◆ Given records:
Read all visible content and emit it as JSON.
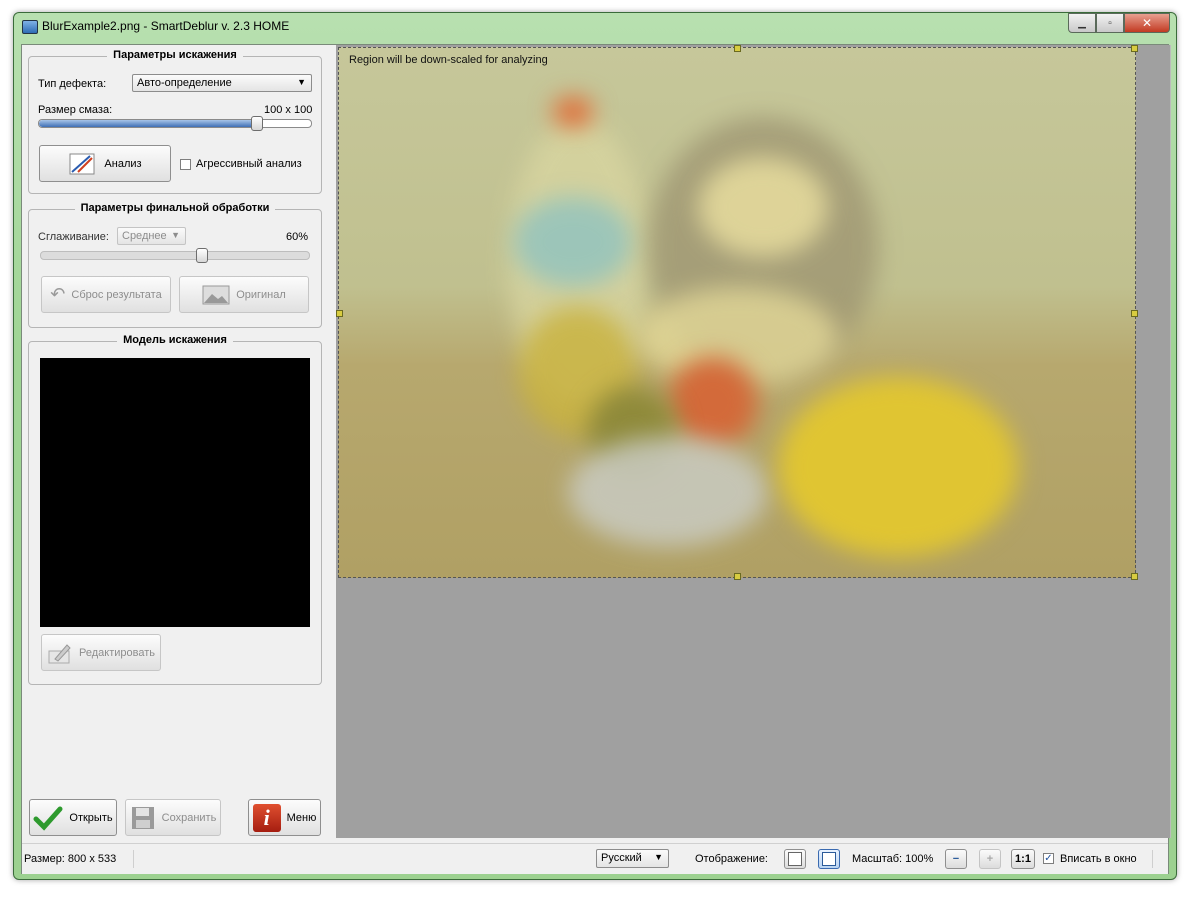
{
  "window": {
    "title": "BlurExample2.png - SmartDeblur v. 2.3 HOME",
    "close_label": "✕",
    "minimize_label": "▭",
    "maximize_label": "▫"
  },
  "distortion_params": {
    "title": "Параметры искажения",
    "defect_type_label": "Тип дефекта:",
    "defect_type_value": "Авто-определение",
    "blur_size_label": "Размер смаза:",
    "blur_size_value": "100 x 100",
    "blur_size_fraction": 0.8,
    "analyze_button": "Анализ",
    "aggressive_label": "Агрессивный анализ",
    "aggressive_checked": false
  },
  "final_processing": {
    "title": "Параметры финальной обработки",
    "smoothing_label": "Сглаживание:",
    "smoothing_value": "Среднее",
    "smoothing_percent": "60%",
    "smoothing_fraction": 0.6,
    "reset_button": "Сброс результата",
    "original_button": "Оригинал"
  },
  "distortion_model": {
    "title": "Модель искажения",
    "edit_button": "Редактировать"
  },
  "bottom_buttons": {
    "open": "Открыть",
    "save": "Сохранить",
    "menu": "Меню"
  },
  "canvas": {
    "region_note": "Region will be down-scaled for analyzing"
  },
  "status": {
    "size_text": "Размер: 800 x 533",
    "language": "Русский",
    "display_label": "Отображение:",
    "zoom_text": "Масштаб: 100%",
    "fit_label": "Вписать в окно",
    "fit_checked": true,
    "one_to_one": "1:1"
  },
  "icons": {
    "zoom_out": "−",
    "zoom_in": "+",
    "checkmark": "✓",
    "dropdown": "▼"
  }
}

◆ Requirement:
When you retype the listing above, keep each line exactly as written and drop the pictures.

◆ Expected answer:
Read all visible content and emit it as JSON.
{
  "window": {
    "title": "BlurExample2.png - SmartDeblur v. 2.3 HOME",
    "close_label": "✕",
    "minimize_label": "▭",
    "maximize_label": "▫"
  },
  "distortion_params": {
    "title": "Параметры искажения",
    "defect_type_label": "Тип дефекта:",
    "defect_type_value": "Авто-определение",
    "blur_size_label": "Размер смаза:",
    "blur_size_value": "100 x 100",
    "blur_size_fraction": 0.8,
    "analyze_button": "Анализ",
    "aggressive_label": "Агрессивный анализ",
    "aggressive_checked": false
  },
  "final_processing": {
    "title": "Параметры финальной обработки",
    "smoothing_label": "Сглаживание:",
    "smoothing_value": "Среднее",
    "smoothing_percent": "60%",
    "smoothing_fraction": 0.6,
    "reset_button": "Сброс результата",
    "original_button": "Оригинал"
  },
  "distortion_model": {
    "title": "Модель искажения",
    "edit_button": "Редактировать"
  },
  "bottom_buttons": {
    "open": "Открыть",
    "save": "Сохранить",
    "menu": "Меню"
  },
  "canvas": {
    "region_note": "Region will be down-scaled for analyzing"
  },
  "status": {
    "size_text": "Размер: 800 x 533",
    "language": "Русский",
    "display_label": "Отображение:",
    "zoom_text": "Масштаб: 100%",
    "fit_label": "Вписать в окно",
    "fit_checked": true,
    "one_to_one": "1:1"
  },
  "icons": {
    "zoom_out": "−",
    "zoom_in": "+",
    "checkmark": "✓",
    "dropdown": "▼"
  }
}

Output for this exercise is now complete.